What is IPL controversy all about?
It all started with Mr. Tharoor's so called mentoring of the Kerala franchise. The war of words with (former) IPL boss, Lalit Modi, revealed that, Mr. Tharoor negotiated with Rendezvous for a higher share of "sweat equity" for his (girl) friend Sunanda Pushkar. This is not the first time Mr. Tharoor is helping someone who is very close to him. "When appointed head of the public affairs division in the UN headquarters in New York, he moved his girlfriend to the office next to him." More over, he is no stranger to controversies. His statements on Pandit Nehru's foreign policy, about Mahatma Gandhi, about India's stand on Indo-Pak relations and his "equivocal" comments on Twitter have created more problems and embarrassment to the government than solving the problems.
Note: Sweat equity is a term used to describe the contribution made to a project by people who contribute their time and effort.
Firstly, Mr. Tharoor's explanations on the sweat equity for Ms Pushkar was unsatisfactory. The minister had told Lok Sabha that “Rendezvous has clarified that it issued sweat equity to its associates in lieu of salary, which is a common practice around the world for start-up ventures”. It must be noted that, Ms Pushkar was awarded 19% stake in the 25% free equity owned by Rendezvous Sports World Pvt Ltd, the company that led the consortium that finally won the team. The value of Pushkar's stake is $15.82 million (about Rs 70 crore). However,
- According to Section 79A of the Companies Act 1956, a company can issue “sweat equity” only a year after commencing business.
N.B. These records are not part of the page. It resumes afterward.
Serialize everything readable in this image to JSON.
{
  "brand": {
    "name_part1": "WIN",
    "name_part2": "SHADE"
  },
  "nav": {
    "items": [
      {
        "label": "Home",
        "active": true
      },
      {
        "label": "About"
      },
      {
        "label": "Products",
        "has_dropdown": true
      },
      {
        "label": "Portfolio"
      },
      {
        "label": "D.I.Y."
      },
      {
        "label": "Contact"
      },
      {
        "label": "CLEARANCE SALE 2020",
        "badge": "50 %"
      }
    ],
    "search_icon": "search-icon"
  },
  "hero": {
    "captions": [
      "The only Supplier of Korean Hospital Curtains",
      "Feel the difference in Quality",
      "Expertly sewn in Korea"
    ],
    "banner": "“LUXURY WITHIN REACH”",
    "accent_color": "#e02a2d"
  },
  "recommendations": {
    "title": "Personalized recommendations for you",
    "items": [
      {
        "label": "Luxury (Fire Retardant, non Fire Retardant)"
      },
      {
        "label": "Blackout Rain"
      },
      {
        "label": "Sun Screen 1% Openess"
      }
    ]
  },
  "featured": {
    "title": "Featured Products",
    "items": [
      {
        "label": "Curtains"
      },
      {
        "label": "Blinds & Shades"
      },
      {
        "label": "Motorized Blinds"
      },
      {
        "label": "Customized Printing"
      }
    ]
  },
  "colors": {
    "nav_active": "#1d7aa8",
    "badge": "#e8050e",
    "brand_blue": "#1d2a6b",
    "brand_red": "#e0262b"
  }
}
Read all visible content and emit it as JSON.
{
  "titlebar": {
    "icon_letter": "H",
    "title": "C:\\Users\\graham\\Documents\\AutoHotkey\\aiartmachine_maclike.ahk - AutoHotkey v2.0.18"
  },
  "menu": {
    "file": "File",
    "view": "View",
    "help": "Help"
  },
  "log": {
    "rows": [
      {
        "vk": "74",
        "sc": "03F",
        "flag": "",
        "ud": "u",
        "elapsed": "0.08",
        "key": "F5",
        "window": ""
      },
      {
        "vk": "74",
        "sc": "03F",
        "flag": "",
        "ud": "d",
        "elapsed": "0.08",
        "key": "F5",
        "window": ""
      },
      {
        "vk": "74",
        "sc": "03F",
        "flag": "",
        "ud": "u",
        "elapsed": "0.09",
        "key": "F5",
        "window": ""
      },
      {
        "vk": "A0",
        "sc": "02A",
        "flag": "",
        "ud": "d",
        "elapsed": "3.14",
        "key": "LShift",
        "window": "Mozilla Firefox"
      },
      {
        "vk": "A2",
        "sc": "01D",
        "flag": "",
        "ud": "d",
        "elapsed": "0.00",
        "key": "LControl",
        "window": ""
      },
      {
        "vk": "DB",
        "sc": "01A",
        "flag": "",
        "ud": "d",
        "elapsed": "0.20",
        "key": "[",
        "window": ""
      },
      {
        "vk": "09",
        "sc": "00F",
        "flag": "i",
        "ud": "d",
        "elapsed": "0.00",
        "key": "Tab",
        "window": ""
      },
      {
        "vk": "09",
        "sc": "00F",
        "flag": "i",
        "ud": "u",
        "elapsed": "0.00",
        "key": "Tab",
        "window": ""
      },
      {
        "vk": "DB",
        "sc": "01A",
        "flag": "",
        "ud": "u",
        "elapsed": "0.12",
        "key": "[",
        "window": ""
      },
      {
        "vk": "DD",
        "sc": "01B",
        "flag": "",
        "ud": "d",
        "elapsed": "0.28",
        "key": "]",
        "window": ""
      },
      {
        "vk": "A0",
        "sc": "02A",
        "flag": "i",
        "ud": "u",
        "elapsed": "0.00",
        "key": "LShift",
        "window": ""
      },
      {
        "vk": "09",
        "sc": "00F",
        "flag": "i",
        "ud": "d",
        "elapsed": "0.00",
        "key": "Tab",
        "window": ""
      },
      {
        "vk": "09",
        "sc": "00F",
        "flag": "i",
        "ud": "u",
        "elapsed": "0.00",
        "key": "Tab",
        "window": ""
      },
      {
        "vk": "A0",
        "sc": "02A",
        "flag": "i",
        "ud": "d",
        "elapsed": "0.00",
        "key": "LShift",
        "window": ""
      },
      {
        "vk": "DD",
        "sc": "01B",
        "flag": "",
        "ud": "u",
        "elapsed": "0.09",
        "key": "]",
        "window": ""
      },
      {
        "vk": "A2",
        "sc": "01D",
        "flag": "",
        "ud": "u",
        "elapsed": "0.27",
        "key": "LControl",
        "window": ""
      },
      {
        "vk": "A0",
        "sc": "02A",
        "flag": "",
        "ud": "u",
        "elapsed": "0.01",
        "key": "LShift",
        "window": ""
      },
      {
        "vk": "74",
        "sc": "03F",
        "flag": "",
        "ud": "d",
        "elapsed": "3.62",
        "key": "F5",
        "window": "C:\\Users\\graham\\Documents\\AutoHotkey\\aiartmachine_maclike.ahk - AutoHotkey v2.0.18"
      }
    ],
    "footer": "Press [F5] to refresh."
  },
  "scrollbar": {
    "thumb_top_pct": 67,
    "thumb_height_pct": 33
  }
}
The Kochi franchise was registered only on March 17, 2010.
- A company cannot issue sweat equity shares for over 15% of the total paid-up capital in a year or shares of the value of Rs 5 crore, whichever is higher and the firm has to get prior approval of the government. There is proof that Ms Pushkar got more than what is allowed under law.
On the other hand, another Twitter fella, (former) IPL boss Lalit Modi, disclosed the names of some of the owners of the consortium that bought the Kochi franchise for $333 million. Modi has also alleged that he was told by Tharoor not to ask who these shareholders were. "The Franchise Agreement does have a confidentiality clause, which prohibits disclosure of the agreement, other than as might be required under the law, without the prior written agreement of both parties (the consortium and the IPL arm of the Board of Control for Cricket in India) [The Hindu]." Mr. Tharoor and the co-owner(s) of Kochi consortium have blamed Mr. Modi for betraying the confidentiality clause. The issue got even worst when a Kochi consortium co-owner has alleged that Mr. Modi offered the owners $50 million as a 'bribe' to withdraw from the bid after they had won it. The IPL Chairman has strenuously denied this.
This entire murky affair attracted the attention of the nation and raids by Income Tax department made the matters worst. BCCI and IPL governing council suddenly woke up (as if from deep sleep) and realized that there is something fishy in the entire gamut of IPL.
What really went wrong?
The primary purpose of corporate leadership is to create wealth legally and ethically. IPL management has given a decent burial to both legality and ethics. There are no well defined stringent rules to ensure the transparency in the management of IPL. There are serious doubts regarding the ownership of Kings XI Punjab, Rajasthan Royals, Kolkata Knight Riders franchises [More here and here]. There is enough proof to show Mr. Modi's finantial irregularities and his influence on bidding process [More here and here]. He ran the IPL like a one-man show. His dictator like leadership has struck coup de grâce to democratic decision making in corporate body (IPL). "He antagonised the BCCI general body, whose support he may need to remain in control. Mr. Modi embarrassed the Government on the apparent boycott of Pakistan players by team franchisees in the run-up to IPL3. As controversies swirled around him over financial irregularities and him influencing the bidding process, he shrugged-or tweeted-off the allegations as if the laws of the land and public scrutiny were such banalities meant only for lesser mortals. [India Today]"
This forced the BCCI boss Mr. Shashank Manohar to assert that, "IPL doesn’t belong to any individual. It remains a BCCI property and we don’t want anybody’s advise on who should run the tournament or how to go about organising it. The IPL’s governance is BCCI’s prerogative."
The way forward
Shashank Manohar is a powerful man who, unlike Mr. Modi, doesn't speak much and when he speaks every one listens. Mr. Manohar seems to be the right man in the right place. One can only hope that he plays a significant role in cleaning up the IPL mess [More here].
BCCI has already appointed a 3 member committee to probe into IPL functioning and the members of the opposition parties are demanding joint parliamentary committee (JPC) to look into the matter which is definitely a good idea. Government should seriously think about constituting a JPC to probe into IPL affairs. There is an urgent need to ensure greater transparency and accountability on the part of both the organizers and the franchisees. The Indian Premier League owes its success to millions of cricket fans across the world and cricket lovers in India certainly deserve an explanation for all the mess that happened so far.